§ **What to work on**
Report each line from the listing that the string "выражения" appears in.

··· The input

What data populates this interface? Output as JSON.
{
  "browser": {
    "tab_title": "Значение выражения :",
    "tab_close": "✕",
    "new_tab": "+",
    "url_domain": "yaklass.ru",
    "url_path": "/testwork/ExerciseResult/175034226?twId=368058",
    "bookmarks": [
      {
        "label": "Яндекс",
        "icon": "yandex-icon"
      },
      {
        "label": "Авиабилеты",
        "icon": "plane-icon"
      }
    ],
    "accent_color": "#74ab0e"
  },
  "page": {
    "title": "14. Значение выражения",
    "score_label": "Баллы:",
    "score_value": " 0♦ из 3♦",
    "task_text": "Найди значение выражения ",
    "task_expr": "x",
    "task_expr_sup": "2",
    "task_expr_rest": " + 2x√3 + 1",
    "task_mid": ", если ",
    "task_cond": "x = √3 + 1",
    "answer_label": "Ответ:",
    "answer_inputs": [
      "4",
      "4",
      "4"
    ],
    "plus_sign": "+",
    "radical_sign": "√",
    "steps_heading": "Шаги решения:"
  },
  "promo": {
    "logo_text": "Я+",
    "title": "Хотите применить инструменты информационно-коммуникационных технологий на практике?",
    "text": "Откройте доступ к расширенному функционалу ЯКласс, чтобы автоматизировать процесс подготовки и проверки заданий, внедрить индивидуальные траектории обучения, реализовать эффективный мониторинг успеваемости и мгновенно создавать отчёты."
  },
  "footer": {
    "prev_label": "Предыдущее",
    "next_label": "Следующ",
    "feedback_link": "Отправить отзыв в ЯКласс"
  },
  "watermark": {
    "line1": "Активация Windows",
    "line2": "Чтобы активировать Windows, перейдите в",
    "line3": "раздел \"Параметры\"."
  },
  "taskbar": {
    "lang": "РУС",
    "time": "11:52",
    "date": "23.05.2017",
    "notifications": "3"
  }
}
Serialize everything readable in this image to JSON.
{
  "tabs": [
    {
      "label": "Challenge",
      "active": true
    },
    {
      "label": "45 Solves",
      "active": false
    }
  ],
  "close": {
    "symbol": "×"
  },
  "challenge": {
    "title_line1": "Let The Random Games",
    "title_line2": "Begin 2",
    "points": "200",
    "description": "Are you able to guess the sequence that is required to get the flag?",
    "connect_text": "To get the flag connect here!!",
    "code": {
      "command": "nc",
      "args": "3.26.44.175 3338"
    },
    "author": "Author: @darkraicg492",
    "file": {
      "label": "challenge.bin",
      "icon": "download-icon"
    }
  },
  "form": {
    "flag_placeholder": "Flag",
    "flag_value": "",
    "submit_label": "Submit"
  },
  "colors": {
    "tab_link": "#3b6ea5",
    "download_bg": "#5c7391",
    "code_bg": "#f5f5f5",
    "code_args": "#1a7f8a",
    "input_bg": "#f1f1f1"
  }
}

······

§ **Response**
    "tab_title": "Значение выражения :",
    "title": "14. Значение выражения",
    "task_text": "Найди значение выражения ",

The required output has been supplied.